This is also a perfect time to learn more: May is considered National Stroke Awareness Month, an opportunity to remind people about the risk factors that can cause a stroke; what signs to watch for or notice when one might be taking place; and what to do afterward.
Risk factors can include chronic alcohol use and cigarette smoking, high blood pressure, stress, poor diet, and poor exercise.
The month is also a chance to learn how common strokes can be: about 800,000 people have them in the U.S. each year, which breaks down to 65,000 a month or one every 40 seconds. The Centers for Disease Control say about 140,000 of these are fatal, and others can cause partial or permanent disability.
Many people who have them said they haven’t noticed any warning signs ahead of time. This makes it even more important to pay attention to all risk factors and take steps to try to minimize them, which could lower the overall chances of having a stroke.
What happens in a stroke
Though strokes can have different effects on the brain and the body, the general process is the same: a disruption in blood supply to the brain. This usually starts with blockage of at least one artery and can happen quickly. More damage to the brain can take place if a blocked artery bursts.
Any age, gender, and race can have strokes, but they are more common for age 65 and over. As many as 15 percent of them are sustained by children or younger people.

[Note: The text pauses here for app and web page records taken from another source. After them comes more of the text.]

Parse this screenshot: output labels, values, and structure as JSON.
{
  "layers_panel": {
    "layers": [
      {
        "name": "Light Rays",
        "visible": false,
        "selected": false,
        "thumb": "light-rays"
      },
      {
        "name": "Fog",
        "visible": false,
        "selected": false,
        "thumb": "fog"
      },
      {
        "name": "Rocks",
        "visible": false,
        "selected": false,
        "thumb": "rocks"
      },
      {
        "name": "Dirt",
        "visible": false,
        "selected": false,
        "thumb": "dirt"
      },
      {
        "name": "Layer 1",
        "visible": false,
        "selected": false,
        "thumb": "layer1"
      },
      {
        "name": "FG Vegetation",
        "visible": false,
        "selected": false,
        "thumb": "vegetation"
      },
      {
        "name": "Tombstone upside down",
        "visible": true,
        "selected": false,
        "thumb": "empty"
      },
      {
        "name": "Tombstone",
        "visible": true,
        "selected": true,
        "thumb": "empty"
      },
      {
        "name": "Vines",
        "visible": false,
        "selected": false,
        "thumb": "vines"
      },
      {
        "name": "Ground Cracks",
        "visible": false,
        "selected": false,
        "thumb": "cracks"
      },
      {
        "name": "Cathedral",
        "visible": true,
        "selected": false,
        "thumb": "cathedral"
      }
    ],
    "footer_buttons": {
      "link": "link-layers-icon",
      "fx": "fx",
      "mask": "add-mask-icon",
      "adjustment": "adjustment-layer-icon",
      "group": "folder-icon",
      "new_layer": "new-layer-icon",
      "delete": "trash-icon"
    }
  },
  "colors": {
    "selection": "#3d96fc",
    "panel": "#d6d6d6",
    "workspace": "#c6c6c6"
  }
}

People who are already aware that a stroke could happen to them should make sure others around them can help identify what’s going on.

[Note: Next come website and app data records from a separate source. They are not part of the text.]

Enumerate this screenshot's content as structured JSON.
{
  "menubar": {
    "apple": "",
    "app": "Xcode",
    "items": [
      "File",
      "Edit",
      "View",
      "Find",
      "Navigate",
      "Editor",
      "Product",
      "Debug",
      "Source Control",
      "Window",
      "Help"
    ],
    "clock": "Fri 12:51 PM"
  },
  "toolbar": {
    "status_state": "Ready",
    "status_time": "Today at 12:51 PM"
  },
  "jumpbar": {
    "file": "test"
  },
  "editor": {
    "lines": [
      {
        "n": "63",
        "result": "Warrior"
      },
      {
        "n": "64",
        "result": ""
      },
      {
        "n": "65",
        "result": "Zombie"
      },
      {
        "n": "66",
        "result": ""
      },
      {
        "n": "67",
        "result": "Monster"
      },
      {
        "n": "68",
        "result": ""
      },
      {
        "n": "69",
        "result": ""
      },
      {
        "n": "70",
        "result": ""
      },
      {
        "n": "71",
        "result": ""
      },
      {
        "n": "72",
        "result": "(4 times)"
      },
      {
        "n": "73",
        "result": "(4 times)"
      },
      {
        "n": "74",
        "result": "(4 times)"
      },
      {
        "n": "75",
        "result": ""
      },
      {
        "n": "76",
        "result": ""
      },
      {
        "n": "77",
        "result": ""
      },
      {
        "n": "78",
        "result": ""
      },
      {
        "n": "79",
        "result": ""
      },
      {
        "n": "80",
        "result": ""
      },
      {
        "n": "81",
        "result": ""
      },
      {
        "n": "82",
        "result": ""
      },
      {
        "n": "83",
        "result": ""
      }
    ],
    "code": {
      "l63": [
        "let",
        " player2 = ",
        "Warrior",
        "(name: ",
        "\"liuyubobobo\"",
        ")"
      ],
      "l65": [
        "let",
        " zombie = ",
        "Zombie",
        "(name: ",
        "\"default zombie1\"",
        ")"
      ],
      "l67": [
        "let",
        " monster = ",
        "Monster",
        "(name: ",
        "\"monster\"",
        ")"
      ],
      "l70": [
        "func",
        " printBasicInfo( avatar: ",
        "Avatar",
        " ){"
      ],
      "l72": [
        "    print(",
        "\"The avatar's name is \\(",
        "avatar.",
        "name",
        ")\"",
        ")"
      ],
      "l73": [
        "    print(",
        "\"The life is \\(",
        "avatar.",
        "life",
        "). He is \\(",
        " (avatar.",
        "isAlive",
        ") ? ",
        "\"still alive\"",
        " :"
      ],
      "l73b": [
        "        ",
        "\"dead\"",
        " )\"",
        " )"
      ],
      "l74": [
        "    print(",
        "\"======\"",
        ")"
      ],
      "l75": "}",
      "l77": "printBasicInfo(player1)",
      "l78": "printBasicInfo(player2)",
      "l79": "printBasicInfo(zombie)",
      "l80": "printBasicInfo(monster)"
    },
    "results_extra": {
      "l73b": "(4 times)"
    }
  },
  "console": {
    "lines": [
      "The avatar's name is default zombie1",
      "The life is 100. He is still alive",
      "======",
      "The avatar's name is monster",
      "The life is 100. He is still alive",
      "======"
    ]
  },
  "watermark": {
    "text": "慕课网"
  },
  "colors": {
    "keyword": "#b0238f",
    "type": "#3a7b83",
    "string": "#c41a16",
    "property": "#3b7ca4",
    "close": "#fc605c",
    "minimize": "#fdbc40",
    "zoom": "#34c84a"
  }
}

Symptoms can include sudden numbness, problems speaking or understanding, a strong headache or general confusion.
This includes being familiar with the FAST program, which is a current evaluation that just about everyone can recognize, rather than only medical professionals.
FAST stands for:
- Face, which can include looking at someone’s smile to see if the person’s head or face has been affected by a stroke, such as drooping.
- Arms: can they raise both arms at the same time? Or does only one arm rise and the other arm doesn’t lift, or begins to drift
- Speech: If someone no longer can speak clearly, their speech is muffled, slurred or distorted, they forget some words or actions or unable to repeat a recently learned sentence.
- Time: If a stroke is truly taking place, people should get professional help quickly. In some stroke cases, the sooner assistance is provided, the less damage to the brain takes place.
The result of a stroke can vary depending on what part of the brain loses blood flow and how much damage is sustained.
Sometimes the damage is permanent, sometimes lost abilities can return or be regained with certain types of therapy.
Strokes can affect or impact:
- walking and balance
- paralysis on the entire right or left sides of the body
- speech or memory
- mental health
Once treatment is taking place, hospital staff will determine the type of stroke and what kind of damage took place. If there is an immediate emergency, it may require surgery to restore blood flow or repair any ruptures.
After the immediate crisis passes, a doctor may perform various mental or physical tests to compare abilities before and after the stroke.
Then, a primary provider may recommend certain types of therapy, whether it’s physical therapy to rebuild or restore motion or muscle loss, or occupational therapy, which can help someone learn or relearn skills that can be used to get around their home or perhaps return to work.
Damage in the brain can also lead to different behaviors, ranging from everything being slower to someone being more impulsive than prior to their stroke.
Dealing with life after a stroke may increase fatigue, problems with coordination and general soreness as the body gets used to different muscles being used or different parts of the brain adapting.
Plus, living with the reality of these new changes can also cause stroke sufferers to feel depressed, scared, anxious and confused. Or, in some cases, the brain damage may tell them everything is fine so they won’t know why their bodies aren’t doing what it wants them to, such as moving a now-paralyzed limb.
Overall, strokes can be devastating, but there are rehabilitation options for those who experience them.